Great movies make you feel that you are in a different time and place. When the lights dim in the theater and the screen lights up, there is an opportunity for a story to instantly transport the audience. This notion is never lost on the Academy Award winning duo of director Alejandro Inarritu (Amores Perros, Birdman) and cinematographer Emmanuel Lubezki (Gravity), who masterfully transport you to 1823 America in The Revenant.
Leonardo DiCaprio plays Hugh Glass, an explorer of the New World and expert scout of the new frontier that is early America. He is part of a fur trapping expedition, led by Domhnall Gleeson (Star Wars: The Force Awakens, Ex Machina) who plays the pragmatic and conflicted leader of the company. Glass is also accompanied by his son Hawk, played by Forrest Goodluck, who has a Native American mother and is truly stuck between two worlds. He becomes the catalyst and motivation behind Glass' epic journey once he crosses paths with John Fitzgerald, played with a sinister charm by Tom Hardy. Fitzgerald is a man motivated by money and solely self-preservation. It is his treachery that sets the movie in motion, once Glass is mauled by a bear.
The Revenant begins with the sound of breathing and the last memories Glass has of his family together, which indicates the last moments of tranquility in his existence. It also signals the last time the viewer has to catch their own breath, as the action kicks into gear about three minutes in and never lets up. Every individual shot is crafted like a work of art, bringing to mind visuals in such films as Terrance Malick's The New World. Inarritu then jarringly breaks up these moments of introspective solitude, with unexpected threats constantly lurking around every ridge and tree. The result is a pacing that at times, competes with the intense visceral action of George Miller's Mad Max: Fury Road.
Inarritu and Lubezski captured the film's unique look using only natural light, which gives the movie a sense of authenticity that can't be replicated. In addition, he uses the same long takes and tracking shots that gave Birdman its charm. However, the shots in The Revenant give the viewer the sense that they are really watching violent Arikara raids, agonizing scenes of survival, and bear attacks, all unfold before your eyes.
Simply put, the bear attack scene is one of the most hauntingly realistic depictions of an animal attack every put on film. There is no real warning or music cue to alert the viewer that the attack is imminent, or that the mauling will ever actually end. Inarritu spends an uncomfortable amount of time on DiCaprio, as he is literally torn apart and toyed with by the bear. The true power of nature and the humbling fragility of man is captured in this one scene in a way that perhaps hasn't been done before. In a year that saw the return of Star Wars and one of the best action movies in recent years with Mad Max: Fury Road, it's a stunning achievement that the bear attack is the hands down the most memorable sequence of the year.
One of the film's shortcomings is that the string of horrific calamities that DiCaprio's Glass has to endure, at some point does border on Wile E. Coyote levels of misfortune. It's one of the rare things that threatens to throw the viewer out of the movie.
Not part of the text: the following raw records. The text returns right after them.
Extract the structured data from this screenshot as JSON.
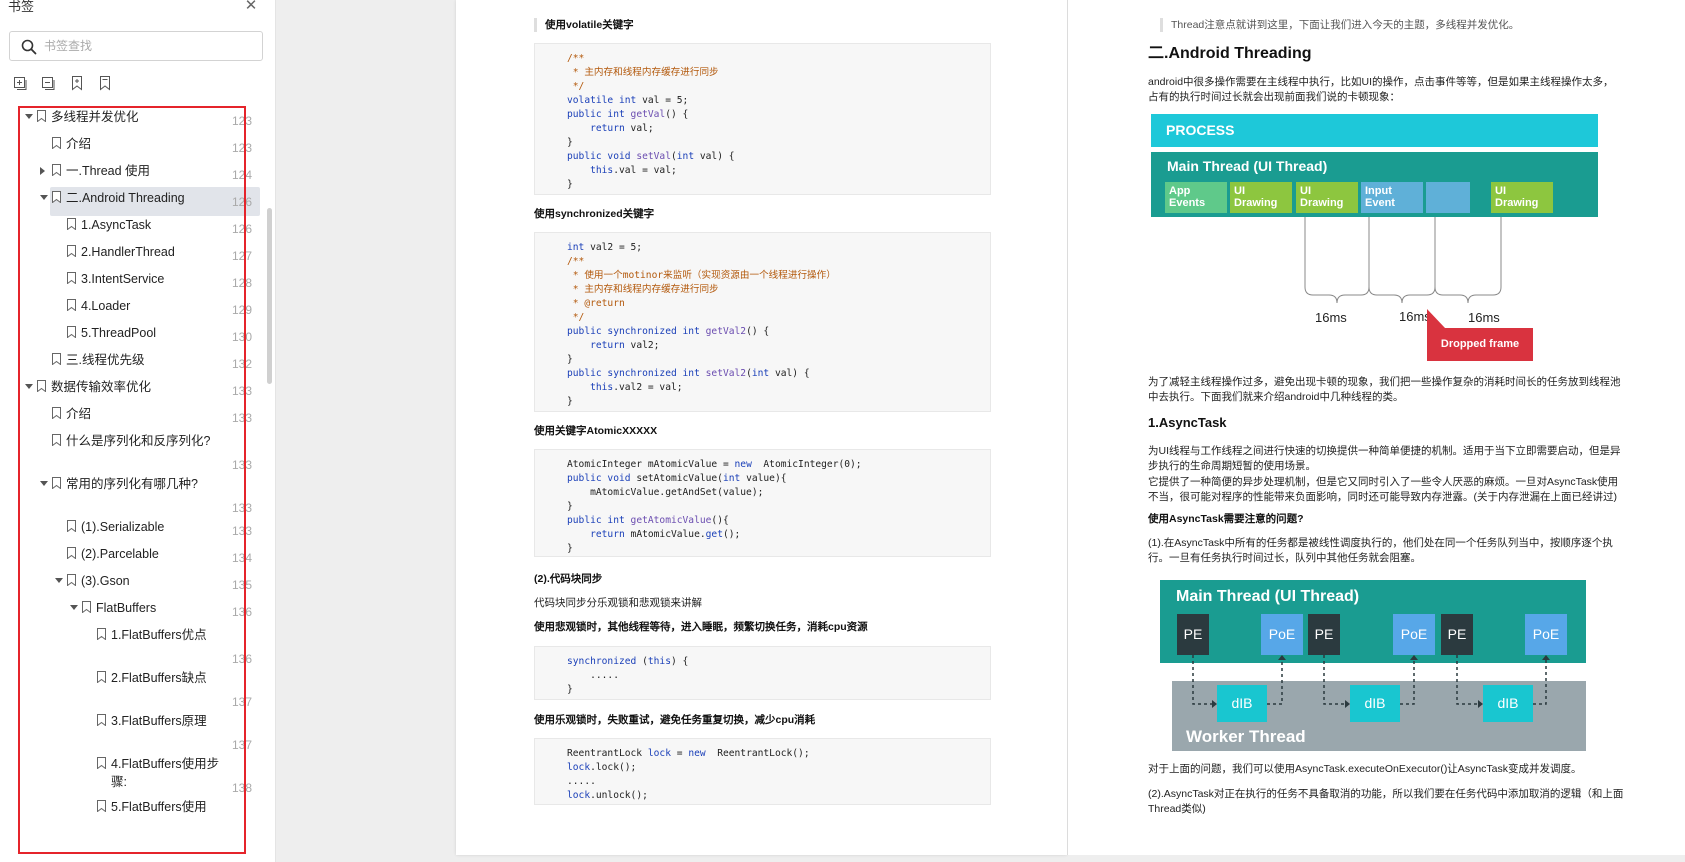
{
  "sidebar": {
    "title": "书签",
    "search_placeholder": "书签查找",
    "tools": [
      "expand-all-icon",
      "collapse-all-icon",
      "add-bookmark-icon",
      "bookmark-icon"
    ],
    "items": [
      {
        "label": "多线程并发优化",
        "page": "123"
      },
      {
        "label": "介绍",
        "page": "123"
      },
      {
        "label": "一.Thread 使用",
        "page": "124"
      },
      {
        "label": "二.Android Threading",
        "page": "126"
      },
      {
        "label": "1.AsyncTask",
        "page": "126"
      },
      {
        "label": "2.HandlerThread",
        "page": "127"
      },
      {
        "label": "3.IntentService",
        "page": "128"
      },
      {
        "label": "4.Loader",
        "page": "129"
      },
      {
        "label": "5.ThreadPool",
        "page": "130"
      },
      {
        "label": "三.线程优先级",
        "page": "132"
      },
      {
        "label": "数据传输效率优化",
        "page": "133"
      },
      {
        "label": "介绍",
        "page": "133"
      },
      {
        "label": "什么是序列化和反序列化?",
        "page": "133"
      },
      {
        "label": "常用的序列化有哪几种?",
        "page": "133"
      },
      {
        "label": "(1).Serializable",
        "page": "133"
      },
      {
        "label": "(2).Parcelable",
        "page": "134"
      },
      {
        "label": "(3).Gson",
        "page": "135"
      },
      {
        "label": "FlatBuffers",
        "page": "136"
      },
      {
        "label": "1.FlatBuffers优点",
        "page": "136"
      },
      {
        "label": "2.FlatBuffers缺点",
        "page": "137"
      },
      {
        "label": "3.FlatBuffers原理",
        "page": "137"
      },
      {
        "label": "4.FlatBuffers使用步骤:",
        "page": "138"
      },
      {
        "label": "5.FlatBuffers使用",
        "page": ""
      }
    ]
  },
  "left_page": {
    "note": "使用volatile关键字",
    "code1": [
      "/**",
      " * 主内存和线程内存缓存进行同步",
      " */",
      "volatile int val = 5;",
      "public int getVal() {",
      "    return val;",
      "}",
      "public void setVal(int val) {",
      "    this.val = val;",
      "}"
    ],
    "h_sync": "使用synchronized关键字",
    "code2": [
      "int val2 = 5;",
      "/**",
      " * 使用一个motinor来监听（实现资源由一个线程进行操作）",
      " * 主内存和线程内存缓存进行同步",
      " * @return",
      " */",
      "public synchronized int getVal2() {",
      "    return val2;",
      "}",
      "public synchronized int setVal2(int val) {",
      "    this.val2 = val;",
      "}"
    ],
    "h_atomic": "使用关键字AtomicXXXXX",
    "code3": [
      "AtomicInteger mAtomicValue = new  AtomicInteger(0);",
      "public void setAtomicValue(int value){",
      "    mAtomicValue.getAndSet(value);",
      "}",
      "public int getAtomicValue(){",
      "    return mAtomicValue.get();",
      "}"
    ],
    "h_block": "(2).代码块同步",
    "t_block": "代码块同步分乐观锁和悲观锁来讲解",
    "h_pess": "使用悲观锁时，其他线程等待，进入睡眠，频繁切换任务，消耗cpu资源",
    "code4": [
      "synchronized (this) {",
      "    .....",
      "}"
    ],
    "h_opt": "使用乐观锁时，失败重试，避免任务重复切换，减少cpu消耗",
    "code5": [
      "ReentrantLock lock = new  ReentrantLock();",
      "lock.lock();",
      ".....",
      "lock.unlock();"
    ]
  },
  "right_page": {
    "note": "Thread注意点就讲到这里，下面让我们进入今天的主题，多线程并发优化。",
    "h2": "二.Android Threading",
    "p1a": "android中很多操作需要在主线程中执行，比如UI的操作，点击事件等等，但是如果主线程操作太多，",
    "p1b": "占有的执行时间过长就会出现前面我们说的卡顿现象：",
    "fig1": {
      "process": "PROCESS",
      "main": "Main Thread (UI Thread)",
      "blocks": [
        {
          "l1": "App",
          "l2": "Events",
          "color": "#5fc98a"
        },
        {
          "l1": "UI",
          "l2": "Drawing",
          "color": "#8dc63f"
        },
        {
          "l1": "UI",
          "l2": "Drawing",
          "color": "#8dc63f"
        },
        {
          "l1": "Input",
          "l2": "Event",
          "color": "#5fb0d8"
        },
        {
          "l1": "",
          "l2": "",
          "color": "#5fb0d8"
        },
        {
          "l1": "UI",
          "l2": "Drawing",
          "color": "#8dc63f"
        }
      ],
      "ms": [
        "16ms",
        "16ms",
        "16ms"
      ],
      "dropped": "Dropped frame"
    },
    "p2a": "为了减轻主线程操作过多，避免出现卡顿的现象，我们把一些操作复杂的消耗时间长的任务放到线程池",
    "p2b": "中去执行。下面我们就来介绍android中几种线程的类。",
    "h3": "1.AsyncTask",
    "p3a": "为UI线程与工作线程之间进行快速的切换提供一种简单便捷的机制。适用于当下立即需要启动，但是异",
    "p3b": "步执行的生命周期短暂的使用场景。",
    "p3c": " 它提供了一种简便的异步处理机制，但是它又同时引入了一些令人厌恶的麻烦。一旦对AsyncTask使用",
    "p3d": "不当，很可能对程序的性能带来负面影响，同时还可能导致内存泄露。(关于内存泄漏在上面已经讲过)",
    "h_issue": "使用AsyncTask需要注意的问题?",
    "p4a": "(1).在AsyncTask中所有的任务都是被线性调度执行的，他们处在同一个任务队列当中，按顺序逐个执",
    "p4b": "行。一旦有任务执行时间过长，队列中其他任务就会阻塞。",
    "fig2": {
      "main": "Main Thread (UI Thread)",
      "worker": "Worker Thread",
      "pe": "PE",
      "poe": "PoE",
      "dib": "dIB"
    },
    "p5": "对于上面的问题，我们可以使用AsyncTask.executeOnExecutor()让AsyncTask变成并发调度。",
    "p6a": "(2).AsyncTask对正在执行的任务不具备取消的功能，所以我们要在任务代码中添加取消的逻辑（和上面",
    "p6b": "Thread类似)"
  }
}
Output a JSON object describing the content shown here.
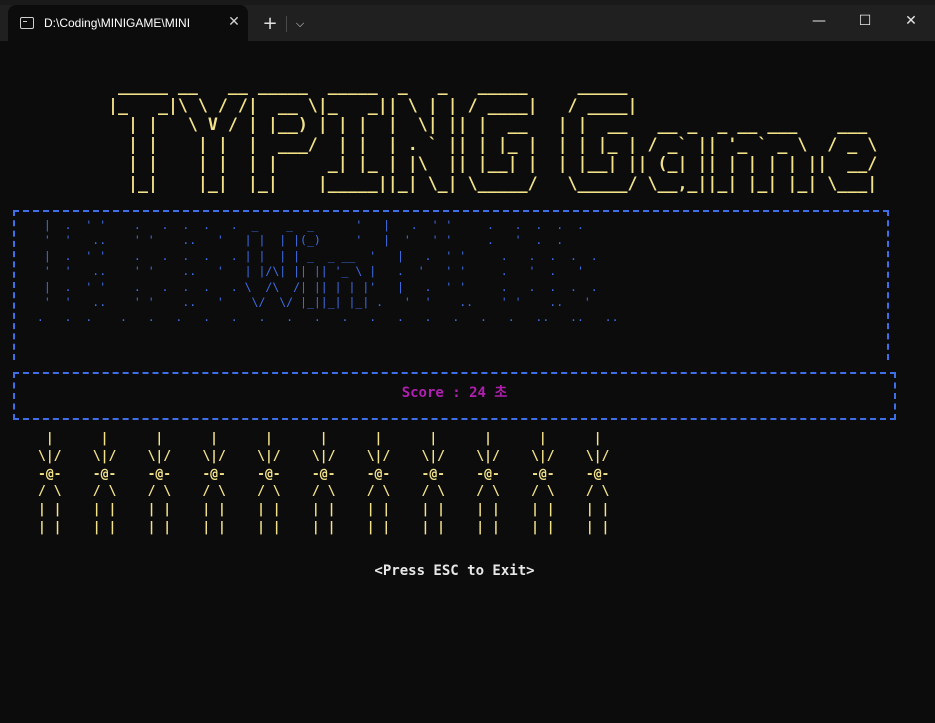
{
  "window": {
    "tab_title": "D:\\Coding\\MINIGAME\\MINI",
    "tab_close": "✕",
    "new_tab": "+",
    "tab_dropdown": "⌵",
    "minimize": "—",
    "maximize": "☐",
    "close": "✕"
  },
  "terminal": {
    "logo_art": " _____ __   __ _____  _____  _   _   _____     _____\n|_   _|\\ \\ / /|  __ \\|_   _|| \\ | | / ____|   / ____|\n  | |   \\ V / | |__) | | |  |  \\| || |  __   | |  __   __ _  _ __ ___    ___\n  | |    | |  |  ___/  | |  | . ` || | |_ |  | | |_ | / _` || '_ ` _ \\  / _ \\\n  | |    | |  | |     _| |_ | |\\  || |__| |  | |__| || (_| || | | | | ||  __/\n  |_|    |_|  |_|    |_____||_| \\_| \\_____/   \\_____/ \\__,_||_| |_| |_| \\___|",
    "rain_art": "  |  .  ' '    .   .  .  .   .  _    _  _      '   |   .  ' '     .   .  .  .  .\n  '  '   ..    ' '    ..   '   | |  | |(_)     '   |  '   ' '     .   '  .  .\n  |  .  ' '    .   .  .  .   . | |  | | _  _ __  '   |   .  ' '     .   .  .  .  .\n  '  '   ..    ' '    ..   '   | |/\\| || || '_ \\ |   .  '   ' '     .   '  .   '\n  |  .  ' '    .   .  .  .   . \\  /\\  /| || | | |'   |   .  ' '     .   .  .  .  .\n  '  '   ..    ' '    ..   '    \\/  \\/ |_||_| |_| .   '  '    ..    ' '    ..   '\n .   .  .    .   .   .   .   .   .   .   .   .   .   .   .   .   .   .   ..   ..   ..",
    "score_text": "Score : 24 초",
    "characters_art": " |      |      |      |      |      |      |      |      |      |      |\n\\|/    \\|/    \\|/    \\|/    \\|/    \\|/    \\|/    \\|/    \\|/    \\|/    \\|/\n-@-    -@-    -@-    -@-    -@-    -@-    -@-    -@-    -@-    -@-    -@-\n/ \\    / \\    / \\    / \\    / \\    / \\    / \\    / \\    / \\    / \\    / \\\n| |    | |    | |    | |    | |    | |    | |    | |    | |    | |    | |\n| |    | |    | |    | |    | |    | |    | |    | |    | |    | |    | |",
    "exit_hint": "<Press ESC to Exit>"
  },
  "colors": {
    "logo": "#f2e28a",
    "rain": "#3f6fe8",
    "score": "#b01fb0",
    "characters": "#f2e28a",
    "background": "#0c0c0c"
  }
}
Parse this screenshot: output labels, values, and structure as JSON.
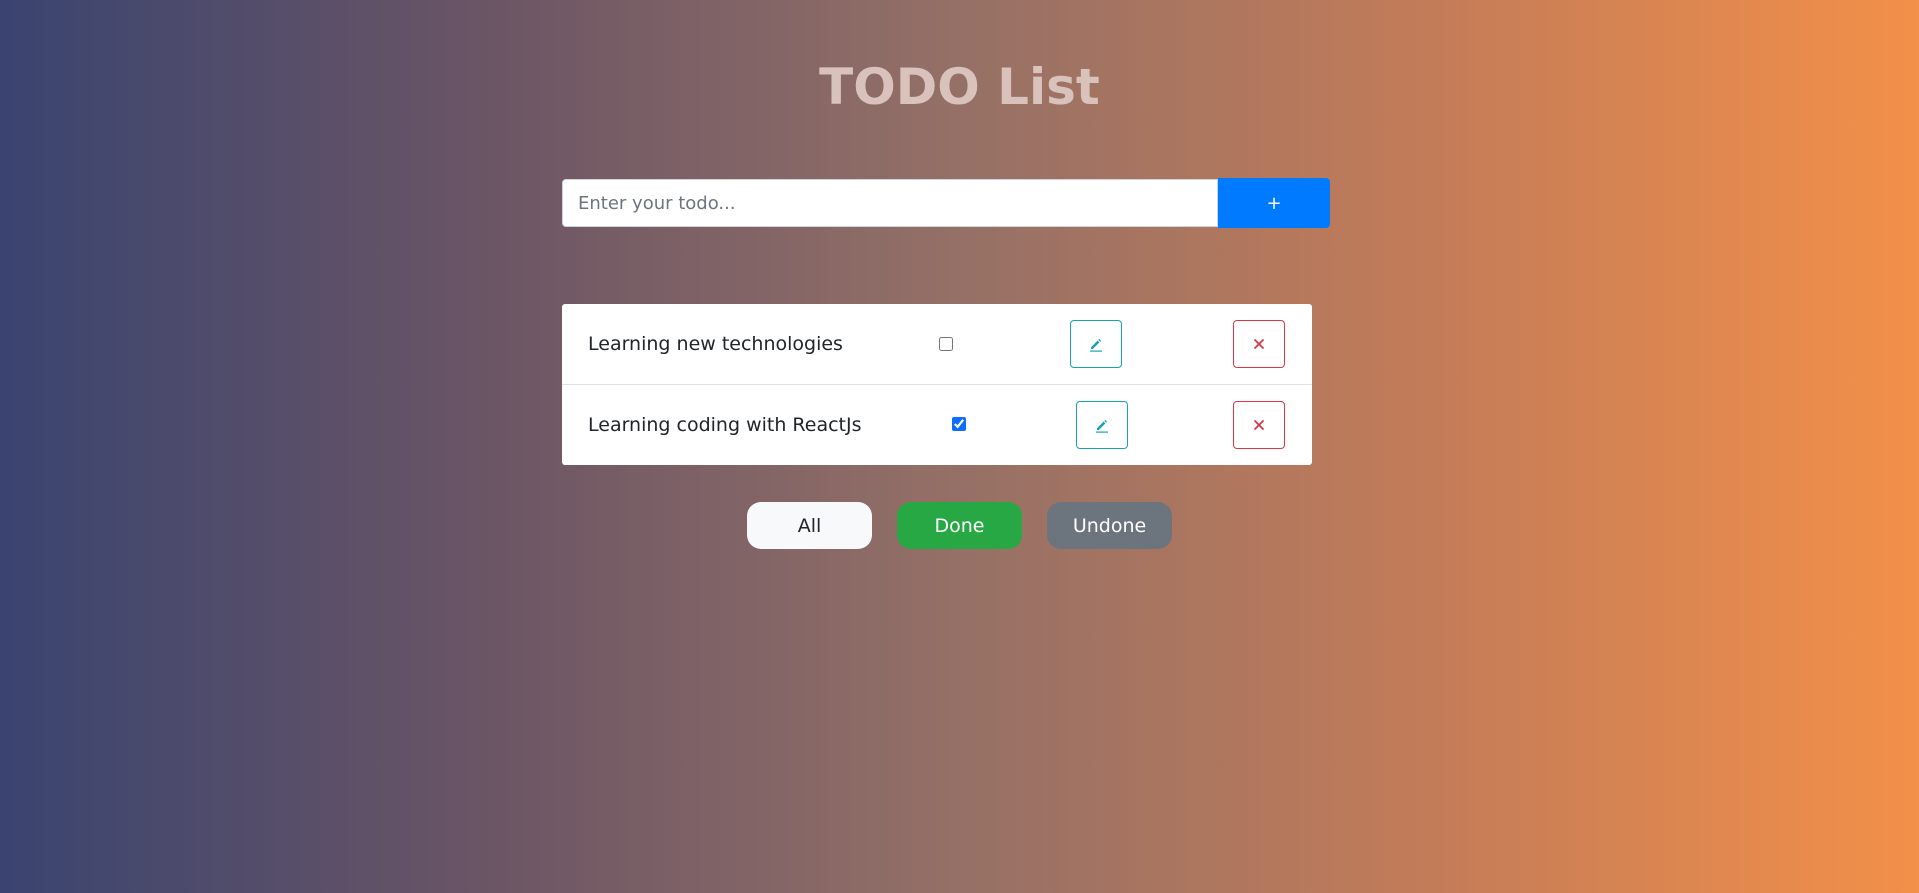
{
  "header": {
    "title": "TODO List"
  },
  "form": {
    "input_value": "",
    "input_placeholder": "Enter your todo...",
    "add_label": "+"
  },
  "todos": [
    {
      "text": "Learning new technologies",
      "done": false
    },
    {
      "text": "Learning coding with ReactJs",
      "done": true
    }
  ],
  "icons": {
    "edit": "pencil-icon",
    "delete": "close-icon"
  },
  "filters": {
    "all": "All",
    "done": "Done",
    "undone": "Undone"
  },
  "colors": {
    "primary": "#007bff",
    "info": "#17a2b8",
    "danger": "#dc3545",
    "success": "#28a745",
    "secondary": "#6c757d",
    "light": "#f8f9fa"
  }
}
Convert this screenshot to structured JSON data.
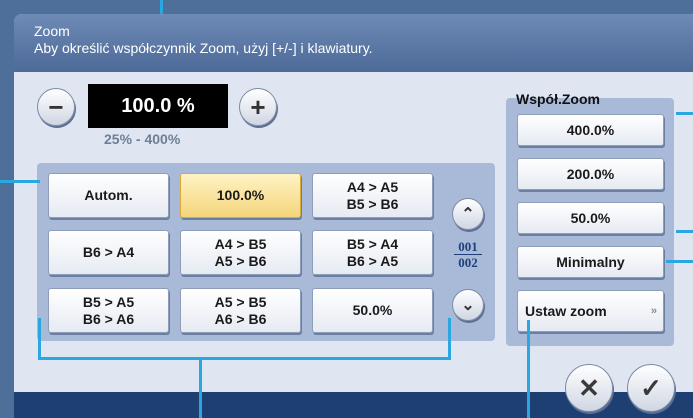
{
  "header": {
    "title": "Zoom",
    "instruction": "Aby określić współczynnik Zoom, użyj [+/-] i klawiatury."
  },
  "zoom": {
    "value": "100.0 %",
    "range": "25% - 400%",
    "minus_glyph": "−",
    "plus_glyph": "+"
  },
  "presets": [
    {
      "label": "Autom."
    },
    {
      "label": "100.0%",
      "selected": true
    },
    {
      "label": "A4 > A5\nB5 > B6"
    },
    {
      "label": "B6 > A4"
    },
    {
      "label": "A4 > B5\nA5 > B6"
    },
    {
      "label": "B5 > A4\nB6 > A5"
    },
    {
      "label": "B5 > A5\nB6 > A6"
    },
    {
      "label": "A5 > B5\nA6 > B6"
    },
    {
      "label": "50.0%"
    }
  ],
  "paging": {
    "current": "001",
    "total": "002",
    "up_glyph": "⌃",
    "down_glyph": "⌄"
  },
  "ratio_panel": {
    "title": "Współ.Zoom",
    "buttons": [
      "400.0%",
      "200.0%",
      "50.0%",
      "Minimalny"
    ],
    "set_zoom": "Ustaw zoom",
    "set_zoom_glyph": "»"
  },
  "actions": {
    "cancel_glyph": "✕",
    "ok_glyph": "✓"
  },
  "colors": {
    "selected_fill": "#f4d57a",
    "header": "#5a77a6",
    "callout": "#2aa7e0"
  }
}
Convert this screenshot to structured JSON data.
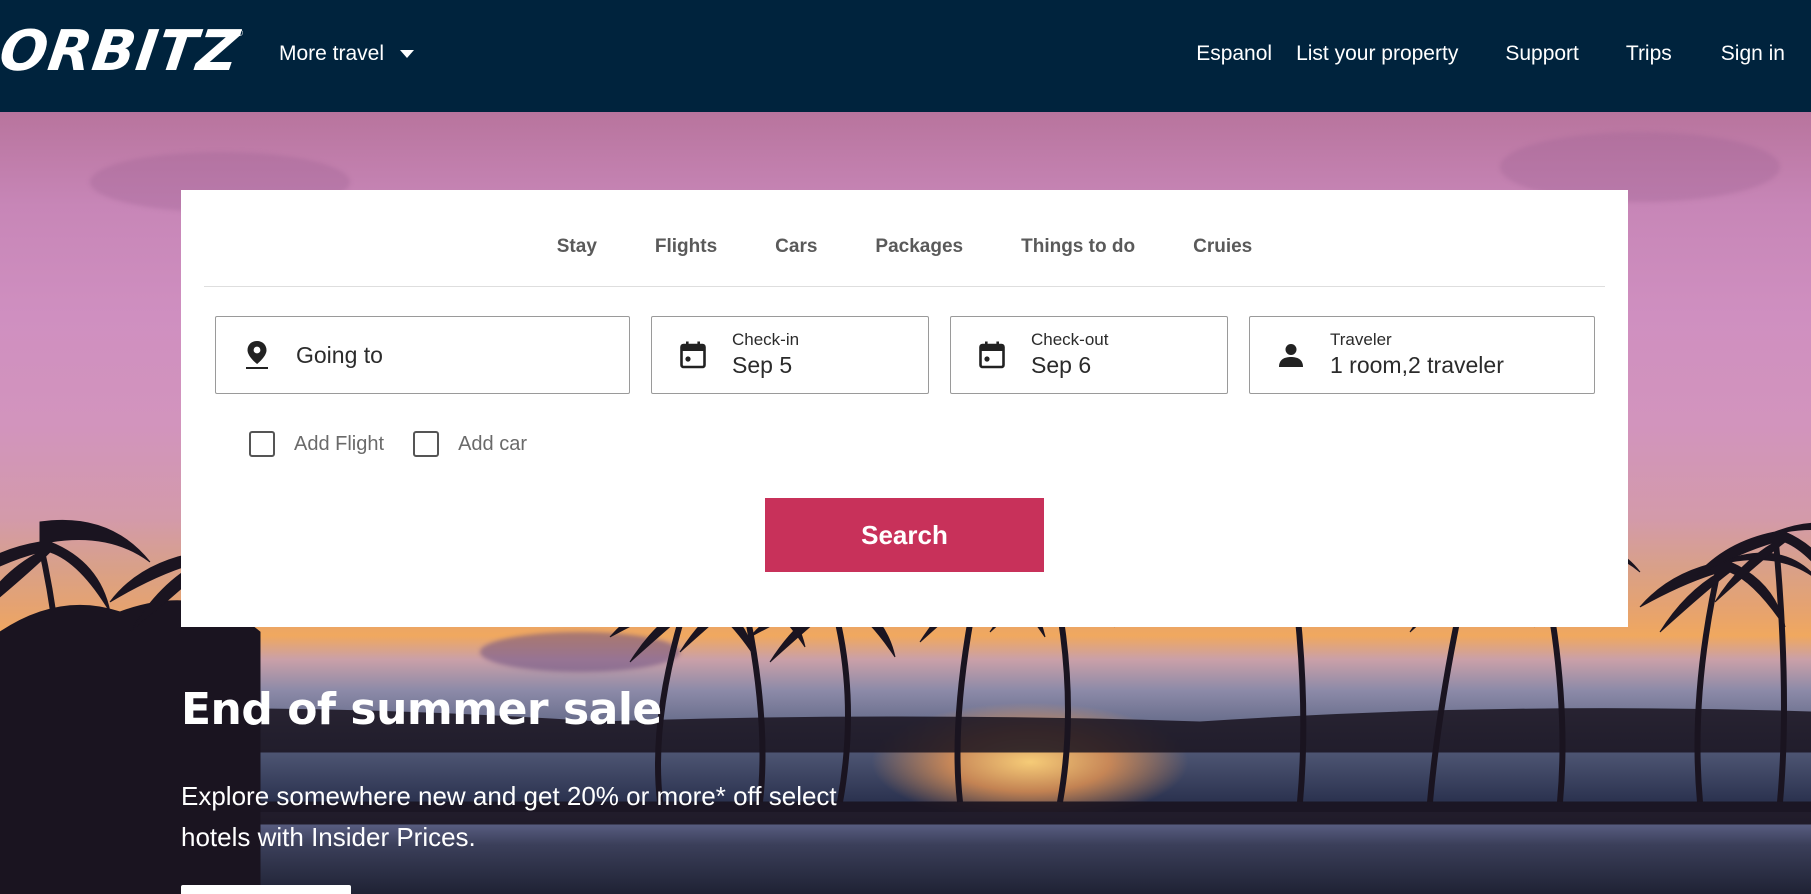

With a film as tightly-crafted as this, those moments do stand out. However with that being said, Inarritu makes you experience each life-threatening moment, as if you are clawing for survival along with Glass.
DiCaprio shines as Glass and is able to convey lines of emotional dialogue simply through painful stares and body language, that truly makes you truly identify with his struggle. His performance is truly award-worthy and testament to his conviction as a world-class actor.
Inarritu also surrounded DiCaprio with some of the best acting talent around and they do not disappoint. As all of the technical accomplishments in the film would be for nothing, if it wasn't being grounded by solid performances. Hardy is impeccably despicable as the miserable Fitzgerald who gets to be the flashier antagonist to DiCaprio's restrained performance as Glass. Will Poulter (The Maze Runner) also shines as Jim Bridger, who would go on to become one of the most famous explorers in the Old West. However, here he is simply a scared kid, who is in a situation that is way over his head and Poulter gives a surprisingly effective and sympathetic performance. It's easy to pull for the character as he is manipulated into an unthinkable position by Fitzgerald and his sub-plot is intriguing enough to have made a movie all of his own.
The Revenant is made, from top to bottom, by masters of their craft. Maybe not since Apocolypto has there been such an unflinchingly visceral action film, that feels as tangible and authentic. It's also even more impressive when you look how diametrically opposite The Revenant is from Inarritu's previous movies. This is a brutally unforgiving film that takes an unflinching look at one of the Old West's most legendary stories. It's a must see story of survival and a complex exploration of the physical, mental, and spiritual limits of human beings. The Revenant is a powerful, majestic, and haunting must-see experience, that will stay with you long after you leave the theater and a reminder of the true power of film.